Veterans comprise 8 percent of all inmates. Government statistics show that there are 86 facilities with special wings or services for veterans, most of which were started in the past five years, The Associated Press reports.
Albany County jail in New York is one such facility that includes a special cell block for veterans, also known as "veteran pods."
"It’s not just us and our thoughts all day," said James Gibson, a 31-year-old Navy vet serving a 60-day sentence for criminal contempt. "Everybody who’s been in here has been in the service. So we can all relate to at least that."
Not all prisons provide the same experience for veteran inmates. Some offer daily flag raisings, while others offer meditation, substance abuse treatment and counseling.

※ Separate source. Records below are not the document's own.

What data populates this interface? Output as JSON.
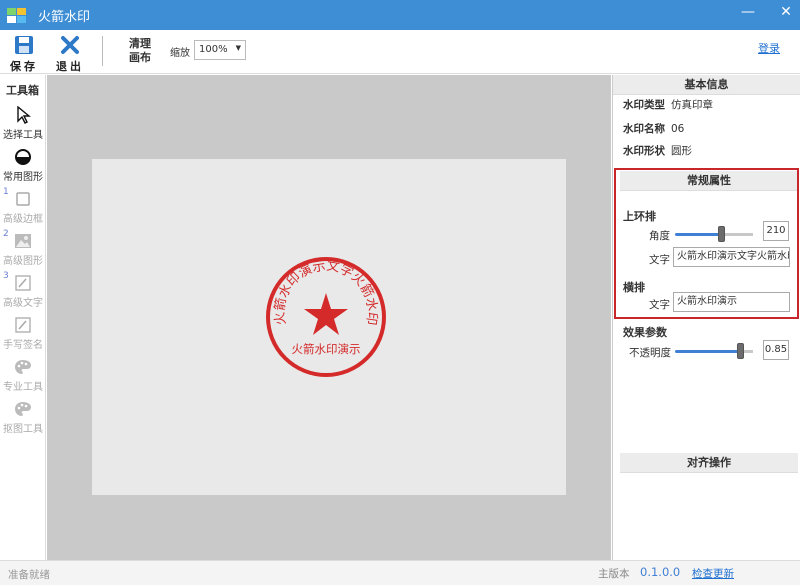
{
  "window": {
    "title": "火箭水印",
    "minimize": "—",
    "close": "✕"
  },
  "toolbar": {
    "save_label": "保存",
    "exit_label": "退出",
    "clear_canvas_line1": "清理",
    "clear_canvas_line2": "画布",
    "zoom_label": "缩放",
    "zoom_value": "100%",
    "login_label": "登录"
  },
  "sidebar": {
    "title": "工具箱",
    "items": [
      {
        "label": "选择工具",
        "icon": "cursor-icon",
        "num": ""
      },
      {
        "label": "常用图形",
        "icon": "circle-shape-icon",
        "num": ""
      },
      {
        "label": "高级边框",
        "icon": "square-border-icon",
        "num": "1"
      },
      {
        "label": "高级图形",
        "icon": "image-icon",
        "num": "2"
      },
      {
        "label": "高级文字",
        "icon": "pen-text-icon",
        "num": "3"
      },
      {
        "label": "手写签名",
        "icon": "signature-icon",
        "num": ""
      },
      {
        "label": "专业工具",
        "icon": "palette-icon",
        "num": ""
      },
      {
        "label": "抠图工具",
        "icon": "palette-icon",
        "num": ""
      }
    ]
  },
  "seal": {
    "arc_text": "火箭水印演示文字火箭水印",
    "bottom_text": "火箭水印演示",
    "color": "#d42a2a"
  },
  "panel": {
    "basic_info": {
      "title": "基本信息",
      "rows": [
        {
          "key": "水印类型",
          "value": "仿真印章"
        },
        {
          "key": "水印名称",
          "value": "06"
        },
        {
          "key": "水印形状",
          "value": "圆形"
        }
      ]
    },
    "general": {
      "title": "常规属性",
      "upper_arc": {
        "title": "上环排",
        "angle_label": "角度",
        "angle_value": "210",
        "angle_fraction": 0.6,
        "text_label": "文字",
        "text_value": "火箭水印演示文字火箭水印"
      },
      "horizontal": {
        "title": "横排",
        "text_label": "文字",
        "text_value": "火箭水印演示"
      }
    },
    "effects": {
      "title": "效果参数",
      "opacity_label": "不透明度",
      "opacity_value": "0.85",
      "opacity_fraction": 0.85
    },
    "align": {
      "title": "对齐操作"
    }
  },
  "status": {
    "left": "准备就绪",
    "version_label": "主版本",
    "version_value": "0.1.0.0",
    "update_label": "检查更新"
  },
  "colors": {
    "titlebar": "#3e8ed6",
    "accent": "#3f7fd4",
    "highlight_box": "#c8262b"
  }
}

The Albany County pod was one of the first experimental veterans' jail pods in the U.S., NBC News reports.
Albany County Sheriff Craig Apple said he initially faced resistance to the idea. But within just two years, the 195 inmates who had been in the pod demonstrated the program's success: only 10 were sent back to jail, but nearly 50 percent of general inmates are jailed again after release.
Air Force veteran Kyle Weber, 27, told NBC News he "felt safe" in the Albany County pod. Weber had gotten into a dispute with a relative and has been diagnosed with a mental illness in the past.
"We all fought for something bigger than ourselves," he said. "This is the best worst thing that ever happened to me."
Scott Swaim, the division director of veteran advocacy group Justice for Vets, said the pods are "popping up everywhere."
"I think there's value to it," he remarked. "Military culture is really important and vet-to-vet support works best because all the conversations are shortened. We came from the same foundation. Everybody went through boot camp."
Now three years into the program, Apple told The Associated Press that only 6 percent of Albany County's 331 inmates have been arrested since they were released.
One Army veteran, 29-year-old Tommy Hartmann, is among the inmates who have returned to their old block, though not for committing a crime -- Hartmann got a job at Soldier On, the nonprofit counseling group that works with inmates at the pod.
"They set me up to succeed when I got out," Hartmann said. "Rather than just sitting on the tier, playing cards, watching TV, doing pushups, whatever, I was doing positive stuff toward my recovery and becoming a better part in society."